Patients went missing every day from Lancaster mental hospital says ex-cop
A former Lancaster cop speaks about his intense patrols at Lancaster Moor Hospital.
A retired police officer has used his experiences of patrolling a former mental hospital as the setting for his new novel.
Barry Lees worked for Lancashire Constabulary for more than 30 years and was often called out to Lancaster Moor Hospital to deal with missing patients.
After retiring from the force Barry turned to creative writing and his latest novel, Wasps Among The Ivy, reflects on his career in the 1980s and 90s.
Although the story and characters are fictional, the setting is heavily influenced by the characters, colour, humour and tragedy of the hospital which had been the county asylum.
“It was our most frequent source of work at the time because of the variety of people treated there, sometimes I would spend all day there,” said Barry, who lives in Lancaster.
“Patients would go missing everyday and we would have to find them, everyday was a challenge.
“The place was home to very disturbing and violent people but there was also a lot of good people and good acts going on.”
Lancaster Moor Hospital was opened in 1816 and served as a treatment facility for the mentally ill.
It was a huge employer for the city and was also home to a church, laundry facilities, and a sports club.
“It wasn’t just a mental hospital, it was a big part of the community,” said the dad-of-two.
The site did not have its own police unit, like the hospital in Barry’s new book does, but was often patrolled by officers at almost all hours of the day.
“People sometimes got on the roof intending to harm themselves, for those of you who didn’t enjoy heights that was pretty scary,” said Barry.
“People were there who were severely handicapped, suffering mental health problems, sometimes dealing with people capable of extreme violence.”
Some nurses and staff on duty would dress in plain clothing at the hospital to keep patients calm, this caused a problem for the young officer at the time.
“I remember talking to one person for a really long time about all sorts of things, thinking she was a member of staff but it turns out she was a patient, I quickly learnt not to do that again,” he said.
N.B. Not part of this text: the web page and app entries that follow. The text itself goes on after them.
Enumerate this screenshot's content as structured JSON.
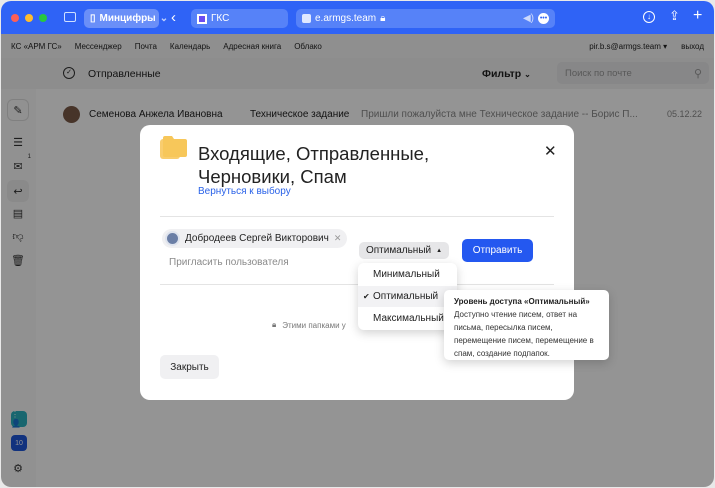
{
  "browser": {
    "tab_group": "Минцифры",
    "tab": "ГКС",
    "address": "e.armgs.team",
    "accent": "#2f63f6"
  },
  "nav": {
    "items": [
      "КС «АРМ ГС»",
      "Мессенджер",
      "Почта",
      "Календарь",
      "Адресная книга",
      "Облако"
    ],
    "user": "pir.b.s@armgs.team",
    "logout": "выход"
  },
  "header": {
    "folder": "Отправленные",
    "filter": "Фильтр",
    "search_placeholder": "Поиск по почте"
  },
  "sidebar": {
    "inbox_badge": "1",
    "calendar_day": "10"
  },
  "email": {
    "sender": "Семенова Анжела Ивановна",
    "subject": "Техническое задание",
    "preview": "Пришли пожалуйста мне Техническое задание -- Борис П...",
    "date": "05.12.22"
  },
  "modal": {
    "title": "Входящие, Отправленные, Черновики, Спам",
    "back_link": "Вернуться к выбору",
    "chip_name": "Добродеев Сергей Викторович",
    "invite_placeholder": "Пригласить пользователя",
    "access_level": "Оптимальный",
    "send": "Отправить",
    "note": "Этими папками у",
    "close": "Закрыть"
  },
  "dropdown": {
    "options": [
      "Минимальный",
      "Оптимальный",
      "Максимальный"
    ],
    "selected": "Оптимальный"
  },
  "tooltip": {
    "title": "Уровень доступа «Оптимальный»",
    "text": "Доступно чтение писем, ответ на письма, пересылка писем, перемещение писем, перемещение в спам, создание подпапок."
  }
}
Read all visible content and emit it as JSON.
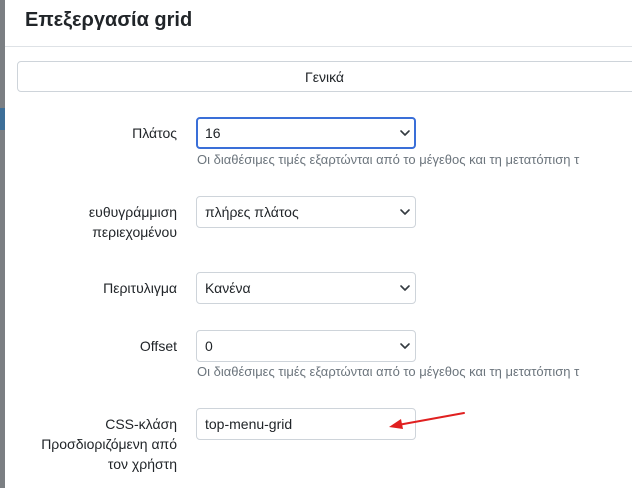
{
  "dialog": {
    "title": "Επεξεργασία grid"
  },
  "tabs": [
    {
      "label": "Γενικά"
    }
  ],
  "fields": {
    "width": {
      "label": "Πλάτος",
      "value": "16",
      "help": "Οι διαθέσιμες τιμές εξαρτώνται από το μέγεθος και τη μετατόπιση τ"
    },
    "alignment": {
      "label_line1": "ευθυγράμμιση",
      "label_line2": "περιεχομένου",
      "value": "πλήρες πλάτος"
    },
    "wrapping": {
      "label": "Περιτυλιγμα",
      "value": "Κανένα"
    },
    "offset": {
      "label": "Offset",
      "value": "0",
      "help": "Οι διαθέσιμες τιμές εξαρτώνται από το μέγεθος και τη μετατόπιση τ"
    },
    "css_class": {
      "label_line1": "CSS-κλάση",
      "label_line2": "Προσδιοριζόμενη από",
      "label_line3": "τον χρήστη",
      "value": "top-menu-grid"
    }
  },
  "colors": {
    "accent": "#3a6fd8",
    "annotation_arrow": "#e02020",
    "help_text": "#6c757d",
    "border": "#ced4da"
  },
  "icons": {
    "select_chevron": "chevron-down-icon",
    "annotation": "red-arrow-icon"
  }
}
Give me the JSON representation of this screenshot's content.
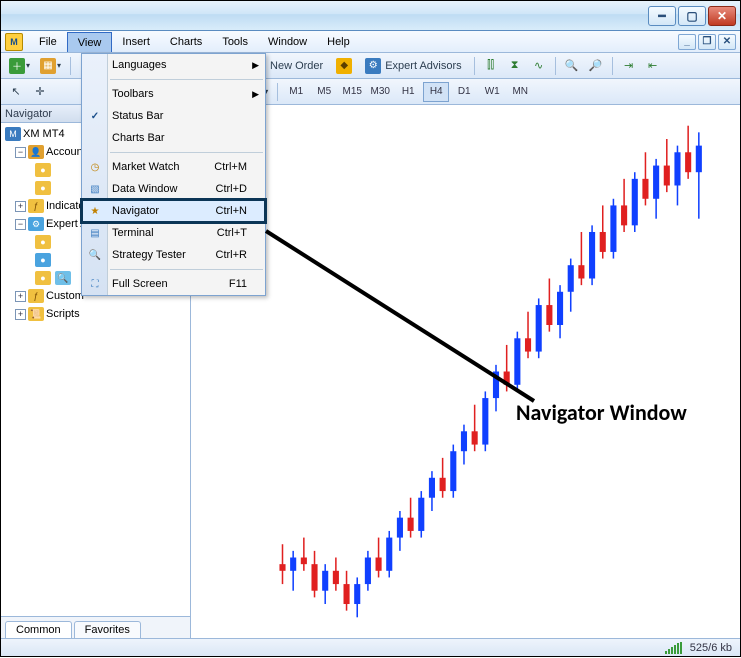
{
  "menus": {
    "file": "File",
    "view": "View",
    "insert": "Insert",
    "charts": "Charts",
    "tools": "Tools",
    "window": "Window",
    "help": "Help"
  },
  "toolbar1": {
    "new_order": "New Order",
    "expert_advisors": "Expert Advisors"
  },
  "timeframes": {
    "m1": "M1",
    "m5": "M5",
    "m15": "M15",
    "m30": "M30",
    "h1": "H1",
    "h4": "H4",
    "d1": "D1",
    "w1": "W1",
    "mn": "MN"
  },
  "navigator": {
    "title": "Navigator",
    "root": "XM MT4",
    "items": {
      "accounts": "Accounts",
      "indicators": "Indicators",
      "expert_advisors": "Expert Advisors",
      "custom": "Custom Indicators",
      "scripts": "Scripts"
    },
    "tabs": {
      "common": "Common",
      "favorites": "Favorites"
    }
  },
  "view_menu": {
    "languages": "Languages",
    "toolbars": "Toolbars",
    "status_bar": "Status Bar",
    "charts_bar": "Charts Bar",
    "market_watch": "Market Watch",
    "market_watch_sc": "Ctrl+M",
    "data_window": "Data Window",
    "data_window_sc": "Ctrl+D",
    "navigator": "Navigator",
    "navigator_sc": "Ctrl+N",
    "terminal": "Terminal",
    "terminal_sc": "Ctrl+T",
    "strategy_tester": "Strategy Tester",
    "strategy_tester_sc": "Ctrl+R",
    "full_screen": "Full Screen",
    "full_screen_sc": "F11"
  },
  "annotation": {
    "text": "Navigator Window"
  },
  "status": {
    "kb": "525/6 kb"
  },
  "chart_data": {
    "type": "bar",
    "title": "",
    "xlabel": "",
    "ylabel": "",
    "note": "candlestick price chart — values approximate, no axes shown",
    "candles": [
      {
        "o": 20,
        "h": 23,
        "l": 17,
        "c": 19,
        "dir": "down"
      },
      {
        "o": 19,
        "h": 22,
        "l": 16,
        "c": 21,
        "dir": "up"
      },
      {
        "o": 21,
        "h": 24,
        "l": 19,
        "c": 20,
        "dir": "down"
      },
      {
        "o": 20,
        "h": 22,
        "l": 15,
        "c": 16,
        "dir": "down"
      },
      {
        "o": 16,
        "h": 20,
        "l": 14,
        "c": 19,
        "dir": "up"
      },
      {
        "o": 19,
        "h": 21,
        "l": 16,
        "c": 17,
        "dir": "down"
      },
      {
        "o": 17,
        "h": 19,
        "l": 13,
        "c": 14,
        "dir": "down"
      },
      {
        "o": 14,
        "h": 18,
        "l": 12,
        "c": 17,
        "dir": "up"
      },
      {
        "o": 17,
        "h": 22,
        "l": 16,
        "c": 21,
        "dir": "up"
      },
      {
        "o": 21,
        "h": 24,
        "l": 18,
        "c": 19,
        "dir": "down"
      },
      {
        "o": 19,
        "h": 25,
        "l": 18,
        "c": 24,
        "dir": "up"
      },
      {
        "o": 24,
        "h": 28,
        "l": 22,
        "c": 27,
        "dir": "up"
      },
      {
        "o": 27,
        "h": 30,
        "l": 24,
        "c": 25,
        "dir": "down"
      },
      {
        "o": 25,
        "h": 31,
        "l": 24,
        "c": 30,
        "dir": "up"
      },
      {
        "o": 30,
        "h": 34,
        "l": 28,
        "c": 33,
        "dir": "up"
      },
      {
        "o": 33,
        "h": 36,
        "l": 30,
        "c": 31,
        "dir": "down"
      },
      {
        "o": 31,
        "h": 38,
        "l": 30,
        "c": 37,
        "dir": "up"
      },
      {
        "o": 37,
        "h": 41,
        "l": 35,
        "c": 40,
        "dir": "up"
      },
      {
        "o": 40,
        "h": 44,
        "l": 37,
        "c": 38,
        "dir": "down"
      },
      {
        "o": 38,
        "h": 46,
        "l": 37,
        "c": 45,
        "dir": "up"
      },
      {
        "o": 45,
        "h": 50,
        "l": 43,
        "c": 49,
        "dir": "up"
      },
      {
        "o": 49,
        "h": 53,
        "l": 46,
        "c": 47,
        "dir": "down"
      },
      {
        "o": 47,
        "h": 55,
        "l": 46,
        "c": 54,
        "dir": "up"
      },
      {
        "o": 54,
        "h": 58,
        "l": 51,
        "c": 52,
        "dir": "down"
      },
      {
        "o": 52,
        "h": 60,
        "l": 51,
        "c": 59,
        "dir": "up"
      },
      {
        "o": 59,
        "h": 63,
        "l": 55,
        "c": 56,
        "dir": "down"
      },
      {
        "o": 56,
        "h": 62,
        "l": 54,
        "c": 61,
        "dir": "up"
      },
      {
        "o": 61,
        "h": 66,
        "l": 58,
        "c": 65,
        "dir": "up"
      },
      {
        "o": 65,
        "h": 70,
        "l": 62,
        "c": 63,
        "dir": "down"
      },
      {
        "o": 63,
        "h": 71,
        "l": 62,
        "c": 70,
        "dir": "up"
      },
      {
        "o": 70,
        "h": 74,
        "l": 66,
        "c": 67,
        "dir": "down"
      },
      {
        "o": 67,
        "h": 75,
        "l": 66,
        "c": 74,
        "dir": "up"
      },
      {
        "o": 74,
        "h": 78,
        "l": 70,
        "c": 71,
        "dir": "down"
      },
      {
        "o": 71,
        "h": 79,
        "l": 70,
        "c": 78,
        "dir": "up"
      },
      {
        "o": 78,
        "h": 82,
        "l": 74,
        "c": 75,
        "dir": "down"
      },
      {
        "o": 75,
        "h": 81,
        "l": 72,
        "c": 80,
        "dir": "up"
      },
      {
        "o": 80,
        "h": 84,
        "l": 76,
        "c": 77,
        "dir": "down"
      },
      {
        "o": 77,
        "h": 83,
        "l": 74,
        "c": 82,
        "dir": "up"
      },
      {
        "o": 82,
        "h": 86,
        "l": 78,
        "c": 79,
        "dir": "down"
      },
      {
        "o": 79,
        "h": 85,
        "l": 72,
        "c": 83,
        "dir": "up"
      }
    ]
  }
}
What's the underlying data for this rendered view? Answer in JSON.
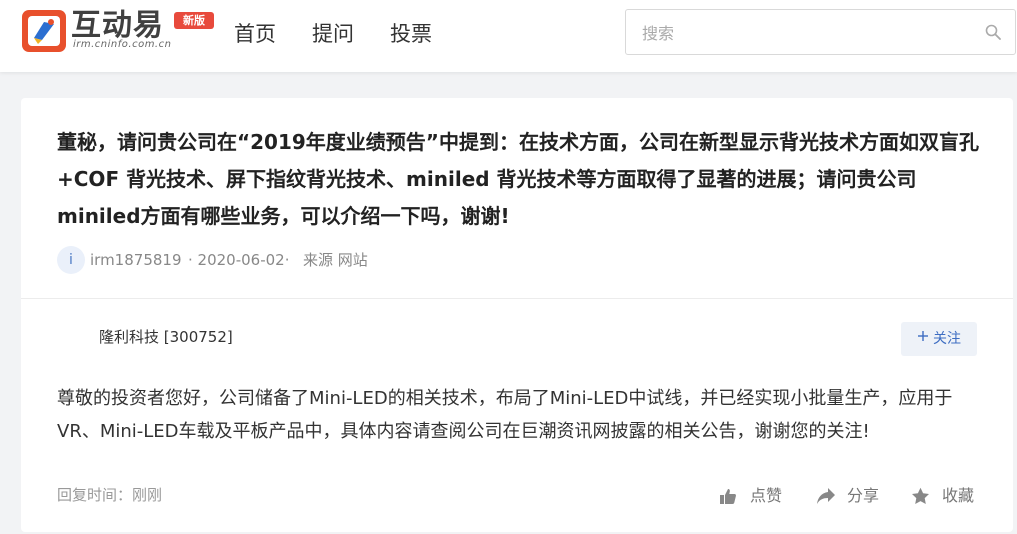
{
  "header": {
    "brand_name": "互动易",
    "brand_sub": "irm.cninfo.com.cn",
    "badge": "新版",
    "nav": [
      "首页",
      "提问",
      "投票"
    ],
    "search_placeholder": "搜索"
  },
  "question": {
    "text": "董秘，请问贵公司在“2019年度业绩预告”中提到：在技术方面，公司在新型显示背光技术方面如双盲孔+COF 背光技术、屏下指纹背光技术、miniled 背光技术等方面取得了显著的进展；请问贵公司miniled方面有哪些业务，可以介绍一下吗，谢谢!",
    "avatar_letter": "i",
    "user": "irm1875819",
    "date": "· 2020-06-02·",
    "source": "来源 网站"
  },
  "answer": {
    "company": "隆利科技 [300752]",
    "follow_label": "关注",
    "text": "尊敬的投资者您好，公司储备了Mini-LED的相关技术，布局了Mini-LED中试线，并已经实现小批量生产，应用于VR、Mini-LED车载及平板产品中，具体内容请查阅公司在巨潮资讯网披露的相关公告，谢谢您的关注!",
    "reply_time": "回复时间：刚刚",
    "actions": {
      "like": "点赞",
      "share": "分享",
      "collect": "收藏"
    }
  },
  "colors": {
    "brand_orange": "#e8502c",
    "badge_red": "#e84a3c",
    "follow_blue": "#3d6dc2"
  },
  "icons": [
    "logo-icon",
    "search-icon",
    "plus-icon",
    "thumbs-up-icon",
    "share-icon",
    "star-icon"
  ]
}
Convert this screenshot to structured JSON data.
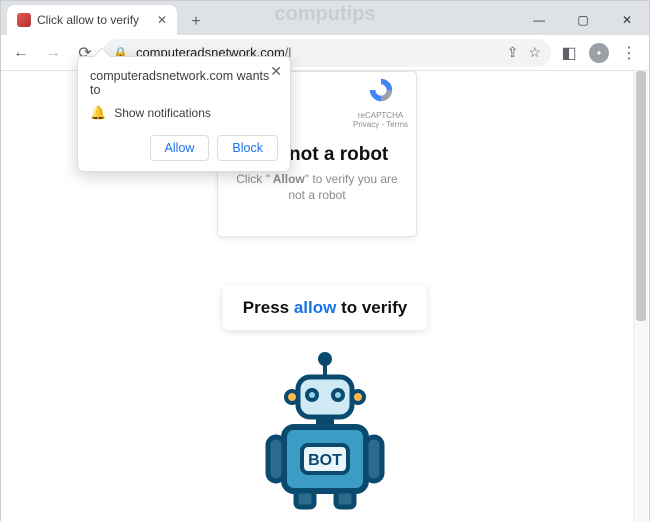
{
  "watermark": "computips",
  "tab": {
    "title": "Click allow to verify"
  },
  "window": {
    "min": "—",
    "max": "▢",
    "close": "✕"
  },
  "toolbar": {
    "url_host": "computeradsnetwork.com",
    "url_path": "/l"
  },
  "perm": {
    "domain_line": "computeradsnetwork.com wants to",
    "request": "Show notifications",
    "allow": "Allow",
    "block": "Block"
  },
  "robot": {
    "title": "I am not a robot",
    "sub_prefix": "Click \"",
    "sub_allow": " Allow",
    "sub_suffix": "\" to verify you are not a robot",
    "recaptcha_label": "reCAPTCHA",
    "recaptcha_small": "Privacy - Terms"
  },
  "press": {
    "pre": "Press ",
    "allow": "allow",
    "post": " to verify"
  },
  "bot_label": "BOT"
}
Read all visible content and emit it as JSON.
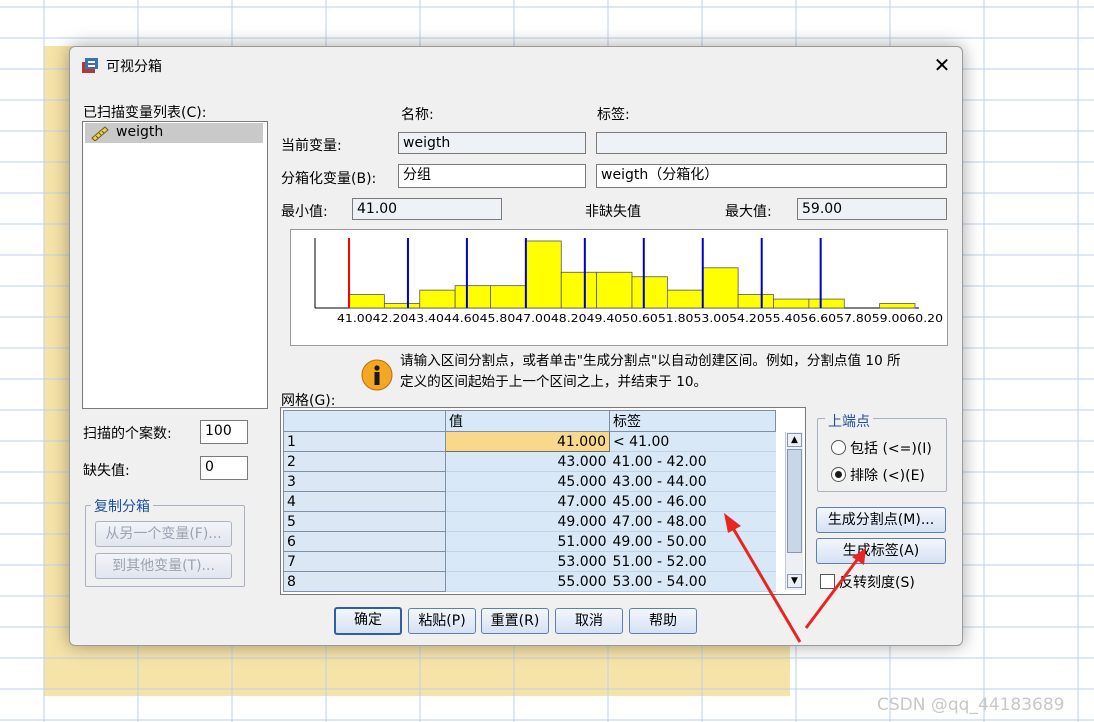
{
  "dialog": {
    "title": "可视分箱",
    "scanned_list_label": "已扫描变量列表(C):",
    "scanned_variables": [
      "weigth"
    ],
    "col_name": "名称:",
    "col_label": "标签:",
    "current_var_label": "当前变量:",
    "current_var_name": "weigth",
    "current_var_tag": "",
    "binned_var_label": "分箱化变量(B):",
    "binned_var_name": "分组",
    "binned_var_tag": "weigth（分箱化）",
    "min_label": "最小值:",
    "min_value": "41.00",
    "nonmissing_label": "非缺失值",
    "max_label": "最大值:",
    "max_value": "59.00",
    "info_text_1": "请输入区间分割点，或者单击\"生成分割点\"以自动创建区间。例如，分割点值 10 所",
    "info_text_2": "定义的区间起始于上一个区间之上，并结束于 10。",
    "cases_label": "扫描的个案数:",
    "cases_value": "100",
    "missing_label": "缺失值:",
    "missing_value": "0",
    "copy_group": "复制分箱",
    "copy_from": "从另一个变量(F)...",
    "copy_to": "到其他变量(T)...",
    "grid_label": "网格(G):",
    "grid_col_value": "值",
    "grid_col_label": "标签",
    "grid_rows": [
      {
        "n": "1",
        "value": "41.000",
        "label": "< 41.00"
      },
      {
        "n": "2",
        "value": "43.000",
        "label": "41.00 - 42.00"
      },
      {
        "n": "3",
        "value": "45.000",
        "label": "43.00 - 44.00"
      },
      {
        "n": "4",
        "value": "47.000",
        "label": "45.00 - 46.00"
      },
      {
        "n": "5",
        "value": "49.000",
        "label": "47.00 - 48.00"
      },
      {
        "n": "6",
        "value": "51.000",
        "label": "49.00 - 50.00"
      },
      {
        "n": "7",
        "value": "53.000",
        "label": "51.00 - 52.00"
      },
      {
        "n": "8",
        "value": "55.000",
        "label": "53.00 - 54.00"
      }
    ],
    "upper_group": "上端点",
    "include_label": "包括 (<=)(I)",
    "exclude_label": "排除 (<)(E)",
    "make_cutpoints": "生成分割点(M)...",
    "make_labels": "生成标签(A)",
    "reverse_scale": "反转刻度(S)",
    "btn_ok": "确定",
    "btn_paste": "粘贴(P)",
    "btn_reset": "重置(R)",
    "btn_cancel": "取消",
    "btn_help": "帮助"
  },
  "chart_data": {
    "type": "bar",
    "x_ticks": [
      "41.00",
      "42.20",
      "43.40",
      "44.60",
      "45.80",
      "47.00",
      "48.20",
      "49.40",
      "50.60",
      "51.80",
      "53.00",
      "54.20",
      "55.40",
      "56.60",
      "57.80",
      "59.00",
      "60.20"
    ],
    "bin_width": 1.2,
    "xlim": [
      41.0,
      60.2
    ],
    "counts": [
      3,
      1,
      4,
      5,
      5,
      15,
      8,
      8,
      7,
      4,
      9,
      3,
      2,
      2,
      0,
      1
    ],
    "cutpoints": [
      41,
      43,
      45,
      47,
      49,
      51,
      53,
      55,
      57
    ],
    "colors": {
      "bars": "#ffff00",
      "first_cutpoint": "#ff0000",
      "cutpoints": "#0000cc"
    }
  },
  "watermark": "CSDN @qq_44183689",
  "colors": {
    "selected_cell": "#f8d98b",
    "grid_cell": "#d8e8f7",
    "arrow": "#e8251e"
  }
}
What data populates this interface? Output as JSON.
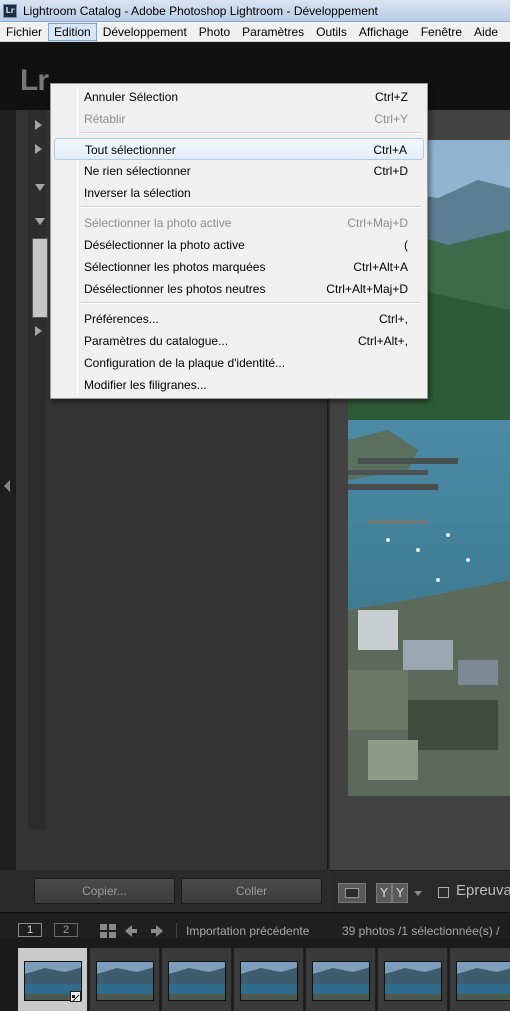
{
  "window": {
    "title": "Lightroom Catalog - Adobe Photoshop Lightroom - Développement",
    "icon": "Lr"
  },
  "menubar": [
    {
      "label": "Fichier"
    },
    {
      "label": "Edition",
      "active": true
    },
    {
      "label": "Développement"
    },
    {
      "label": "Photo"
    },
    {
      "label": "Paramètres"
    },
    {
      "label": "Outils"
    },
    {
      "label": "Affichage"
    },
    {
      "label": "Fenêtre"
    },
    {
      "label": "Aide"
    }
  ],
  "edit_menu": {
    "items": [
      {
        "label": "Annuler Sélection",
        "shortcut": "Ctrl+Z",
        "disabled": false
      },
      {
        "label": "Rétablir",
        "shortcut": "Ctrl+Y",
        "disabled": true
      },
      {
        "label": "Tout sélectionner",
        "shortcut": "Ctrl+A",
        "disabled": false,
        "highlighted": true
      },
      {
        "label": "Ne rien sélectionner",
        "shortcut": "Ctrl+D",
        "disabled": false
      },
      {
        "label": "Inverser la sélection",
        "shortcut": "",
        "disabled": false
      },
      {
        "label": "Sélectionner la photo active",
        "shortcut": "Ctrl+Maj+D",
        "disabled": true
      },
      {
        "label": "Désélectionner la photo active",
        "shortcut": "(",
        "disabled": false
      },
      {
        "label": "Sélectionner les photos marquées",
        "shortcut": "Ctrl+Alt+A",
        "disabled": false
      },
      {
        "label": "Désélectionner les photos neutres",
        "shortcut": "Ctrl+Alt+Maj+D",
        "disabled": false
      },
      {
        "label": "Préférences...",
        "shortcut": "Ctrl+,",
        "disabled": false
      },
      {
        "label": "Paramètres du catalogue...",
        "shortcut": "Ctrl+Alt+,",
        "disabled": false
      },
      {
        "label": "Configuration de la plaque d'identité...",
        "shortcut": "",
        "disabled": false
      },
      {
        "label": "Modifier les filigranes...",
        "shortcut": "",
        "disabled": false
      }
    ]
  },
  "identity_plate": {
    "logo_text": "Lr"
  },
  "left_panel": {
    "copy_button": "Copier...",
    "paste_button": "Coller"
  },
  "toolbar": {
    "ratings_label": "Y",
    "proof_label": "Epreuva"
  },
  "filmstrip_header": {
    "view_1": "1",
    "view_2": "2",
    "source": "Importation précédente",
    "count": "39 photos /1 sélectionnée(s) /"
  },
  "filmstrip": {
    "visible_thumbnails": 7,
    "selected_index": 0
  },
  "colors": {
    "menu_highlight_border": "#aecbef",
    "app_bg": "#2b2b2b",
    "accent_active_menu": "#d7e6f7"
  }
}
There is a sight that is never far from Barry’s mind, one he describes “like a movie.”
“The hospital walls were a dull pale green, the corridors for instance, the portion of movement en masse for meal time going from a ward to dining room, was a sight to behold,” said the 55-year-old.
“It was like a slow shuffle, it looked like zombies, a lot of people dosed up.
“It was quite an alarming site to see, so low in life, it was like a movie, but not in a good nature, it is like nothing you’ll see elsewhere.
“But that is the initial reaction, if you spend time and find out who these people are your opinions change, and it is like the characters in the book.”
Barry joined the police force as a 16-year-old cadet in Morecambe and was transferred to Lancaster at 18.
His career involved work as a detective, trainer for new police recruits and a uniform patrol officer.
In 1992 Barry was involved in the Blackburn riots and his first murder case took him to the former prison at Lancaster Castle where an inmate murdered another.
Experiences of working on murder cases and meeting criminals in prison have helped him to develop his writing and the book’s plot.
Wasps Among The Ivy involves a sting operation to catch Manchester’s most notorious drug dealer which goes wrong with fatal consequences.
The character, detective Russell Warren, gets the blame and is sent back to uniform in disgrace to work a beat that nobody wants. Stretched to its limits and dangerously under-resourced, Heavem Hospital is home to the mentally ill, the handicapped, the addicted, the troubled, the vulnerable, the suicidal and the criminally insane.
It is described to Warren as “a disaster waiting to happen.”
When it does, and with devastating consequences, it is up to Warren to keep the innocent safe from the murderous.
Barry graduated in 2013 in creative writing at the University of Cumbria, Lancaster Campus, where he now lectures on policing and criminology courses.
He divides his time between writing crime novels and lecturing.
Barry has produced four other novels, all currently available on Kindle Books but this is the first one which has been set locally. Three of these are a series, This City of Lies’ The Governor’s Man’ and By Sword and Feather.
His fourth, a stand alone book, is titled Exiles From A Torn Province.
Wasps Among The Ivy inspired by the setting of Lancaster Moor Hospital is available to buy at www.barrylees.net or www.amazon.co.uk/kindlebooks.